“Mayor John Cody Jr. and council members should drop these ill-conceived ordinances and instead turn to a humane and compassionate approach for animals in the village,” said DanaMarie Pannella, attorney, Alley Cat Allies. “Feeding bans are inherently cruel to cats who are accustomed to receiving food, and they have already proven not to work in hundreds of other communities. Cedarville leaders are pursuing an idea that modern society realized to be obsolete decades ago.”

Alley Cat Allies and a broad coalition of local advocates plan to demonstrate against the proposals before the next village council meeting, scheduled for 7 p.m. on Monday, April 10.

The feeding ban is proposed in ordinance, 2023-07, which says in part, “…no person shall feed, water or harbor any stray or feral animal or fowl within the Village.” Feeding community cats, or even using squirrel feeders, would be punishable by a fine of up to $150 per day.

Alley Cat Allies, which works with communities throughout the country, has observed that feeding bans for cats have definitively proven to be ineffective. Besides being cruel and impossible to enforce, prohibiting caregivers from providing food does not make the cats disappear. Instead, it simply encourages cats to roam further to find food. These cats become more visible in the community, which leads to an increase in calls to animal control and the likelihood of cats being taken into shelters and killed. Such unfair laws also punish the good Samaritans who are working to improve conditions for cats and the community.

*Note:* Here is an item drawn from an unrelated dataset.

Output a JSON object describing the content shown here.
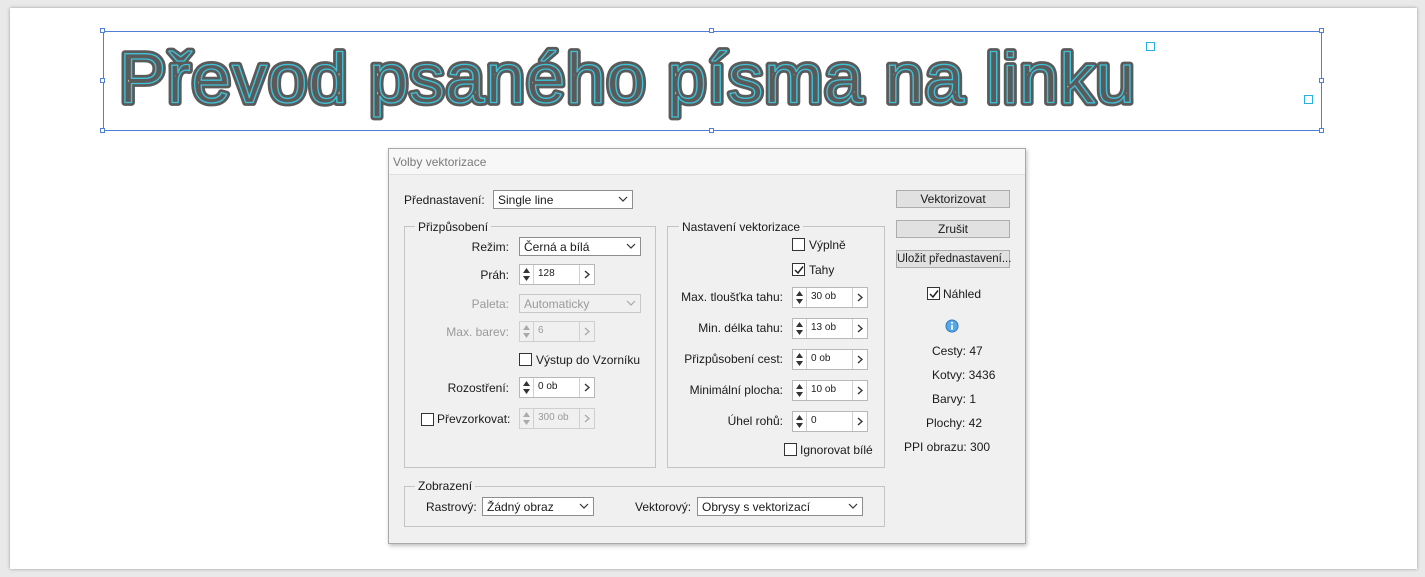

Ordinance 2023-07 would criminalize animals making noise through a restriction against any “Animal audibly disturbing the peace,” resulting in fines of $150 for a flock of chirping birds attracted to a bird feeder in someone’s yard. A dog who barks even once

would violate two separate ordinances, leading to a double fine of up to $300 per offense. Again, these measures are impossible to enforce, a needless drain on taxpayer dollars and will only destroy Cedarville’s credibility and relationship with community members.

“In moving forward with this ordinance, Mayor Cody and the village council have ignored the will of Cedarville voters and advice from local and national experts on community cats,” Pannella continued. “The mayor and council are disregarding scientifically proven, research-based approaches for cats and other animals. The reasonable path forward for Cedarville is to work with Alley Cat Allies and the local experts who have reached out to council, to design a model law employing nationally recognized best practices.”

Proposed ordinance 2023-08 would institute new regulations and bureaucratic obstacles that would effectively end the practice of Trap-Neuter-Return (TNR), which is currently being successfully implemented at no cost to the village by local volunteers.

TNR is the mainstream approach toward managing populations of community cats – unowned cats who live outdoors. Cats are humanely trapped, spayed or neutered, vaccinated against rabies, eartipped for identification and returned to their outdoor homes. TNR reduces calls to animal control, reduces the intake of cats and the number of cats killed shelters, and therefore saves taxpayer money. TNR is in place in thousands of communities throughout Ohio and the rest of the country. TNR leads to no more kittens, and mating behaviors like spraying, fighting and yowling decrease or disappear entirely.

“By restricting TNR with these ordinances, the village is likely to see an increase in the same animal behaviors it is trying to prevent,” Pannella added. “Cedarville should not be restricting TNR; it should be looking for ways to build upon the success TNR is already having in the village.”

Alley Cat Allies has previously reached out to village leaders and will continue its efforts to help the village government reach its goals in a humane, nonlethal way that benefits the people and the animals who live there.